The Meditative Movement of Tai Chi
Three years ago, I wanted to find something else to challenge my mind body connection. My intent was to create new neural pathways in my brain. I came across an article talking about the benefits of Tai Chi to people suffering from MS and Parkinson’s. And while I did not suffer from those ailments, I had similar symptoms: poor balance and memory issues.
I went online and found the Taoist Society (now called Fung Loy Kok Institute of Taoism or FLK for short). There were offering classes near me and they had a beginners class starting that very weekend.
Not familiar with Tai Chi? Here is a video of a group working through the 108 moves of Master Moy’s Taoist Tai Chi. It has been called the “moving mediation” and I agree.
I went to the weekend class and was hooked. It was not easy. It was challenging as hell. I stumbled, I forgot constantly, I lost my balance a lot. The biggest hurdle for me was learning in a group setting surrounded by real people. I’ve worked online for the last ten (plus) years — in this class I could actually reach out and touch someone. This aspect turned out to be a whole new re-learning social curve for me.
For the first two years I went to two, two hour classes a week as well as many workshops.

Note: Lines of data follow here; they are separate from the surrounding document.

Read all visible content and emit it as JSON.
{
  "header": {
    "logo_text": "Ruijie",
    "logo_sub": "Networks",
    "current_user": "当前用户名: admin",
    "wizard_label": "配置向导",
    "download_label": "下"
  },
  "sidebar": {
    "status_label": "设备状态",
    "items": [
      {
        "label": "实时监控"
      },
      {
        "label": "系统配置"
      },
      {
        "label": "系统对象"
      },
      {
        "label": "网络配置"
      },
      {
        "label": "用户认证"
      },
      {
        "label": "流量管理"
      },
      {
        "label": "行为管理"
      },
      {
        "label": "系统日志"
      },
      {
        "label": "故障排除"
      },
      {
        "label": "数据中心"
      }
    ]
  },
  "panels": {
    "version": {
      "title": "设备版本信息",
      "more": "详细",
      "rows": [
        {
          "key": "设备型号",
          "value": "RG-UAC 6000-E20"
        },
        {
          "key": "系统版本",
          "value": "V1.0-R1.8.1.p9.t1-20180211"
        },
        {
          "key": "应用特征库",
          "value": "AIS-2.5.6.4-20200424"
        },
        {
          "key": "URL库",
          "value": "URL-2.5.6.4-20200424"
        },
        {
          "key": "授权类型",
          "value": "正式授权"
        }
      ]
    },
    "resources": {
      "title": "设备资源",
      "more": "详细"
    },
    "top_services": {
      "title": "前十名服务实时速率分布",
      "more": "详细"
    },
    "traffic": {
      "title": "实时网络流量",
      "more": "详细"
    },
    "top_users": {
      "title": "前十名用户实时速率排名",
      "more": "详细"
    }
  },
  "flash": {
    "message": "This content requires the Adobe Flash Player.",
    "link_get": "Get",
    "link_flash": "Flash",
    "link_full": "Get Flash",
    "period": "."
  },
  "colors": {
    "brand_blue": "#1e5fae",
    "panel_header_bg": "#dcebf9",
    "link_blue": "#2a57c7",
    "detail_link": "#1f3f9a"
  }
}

I wanted to learn the sequence of moves to help my memory, and I wanted to improve my balance. I improved both as well as many other facets.
Tai Chi showed me how physically weak I was. It is a misleading art that looks incredibly gentle. For the most part it is, but you still have to build up a certain amount of strength, endurance, and flexibility.

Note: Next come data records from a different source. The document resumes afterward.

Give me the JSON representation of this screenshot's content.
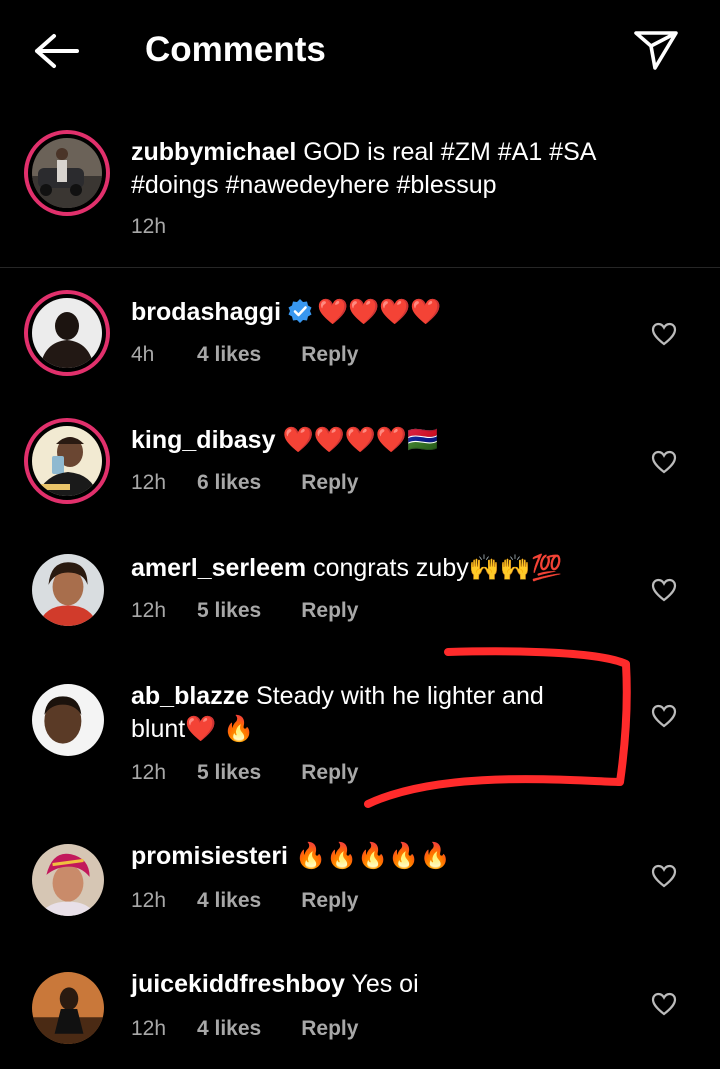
{
  "header": {
    "title": "Comments",
    "back_icon": "arrow-left-icon",
    "share_icon": "paper-plane-icon"
  },
  "caption": {
    "username": "zubbymichael",
    "text_line1": "GOD is real #ZM #A1 #SA",
    "text_line2": "#doings #nawedeyhere #blessup",
    "time": "12h"
  },
  "comments": [
    {
      "username": "brodashaggi",
      "verified": true,
      "text": "❤️❤️❤️❤️",
      "time": "4h",
      "likes": "4 likes",
      "reply": "Reply"
    },
    {
      "username": "king_dibasy",
      "verified": false,
      "text": "❤️❤️❤️❤️🇬🇲",
      "time": "12h",
      "likes": "6 likes",
      "reply": "Reply"
    },
    {
      "username": "amerl_serleem",
      "verified": false,
      "text": "congrats zuby🙌🙌💯",
      "time": "12h",
      "likes": "5 likes",
      "reply": "Reply"
    },
    {
      "username": "ab_blazze",
      "verified": false,
      "text_line1": "Steady with he lighter and",
      "text_line2": "blunt❤️ 🔥",
      "time": "12h",
      "likes": "5 likes",
      "reply": "Reply"
    },
    {
      "username": "promisiesteri",
      "verified": false,
      "text": "🔥🔥🔥🔥🔥",
      "time": "12h",
      "likes": "4 likes",
      "reply": "Reply"
    },
    {
      "username": "juicekiddfreshboy",
      "verified": false,
      "text": "Yes oi",
      "time": "12h",
      "likes": "4 likes",
      "reply": "Reply"
    }
  ],
  "colors": {
    "background": "#000000",
    "secondary_text": "#a8a8a8",
    "story_ring": "#e1306c",
    "verified_badge": "#3897f0",
    "annotation": "#ff2b2b"
  }
}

It took a long time before I noticed any benefits. I would say probably a year and a half. And that is with four hours a week of class time plus at least another two hours of private practice.
One day, I had this eureka moment, when I stepped over the dog. I stepped over her without thinking and was like, “Wait, I just stepped over the dog!” I was so excited. Previously, I would make her move or plan how I was going to brace myself on a piece of furniture so I could step over her. During this time I still had a great fear of falling. It was at that moment, I knew Tai Chi was helping me. It was worth all the frustration I had been experiencing in the beginning.
I haven’t been able to attend classes since the pandemic started but I am working on self-practice a few times a week.
Here is perfect example of, “If you don’t use it, you lose it” that I am trying to avoid. I skipped a few weeks in the beginning of the pandemic. When I went back to my practice, it was not as smooth. I inadvertently missed moves and had to retrace my steps. My neuro pathways had already started to fill in my Tai Chi pathways with Netflix. 😉
With my current schedule I am practicing at least 2-3 times a week. I’m maintaining.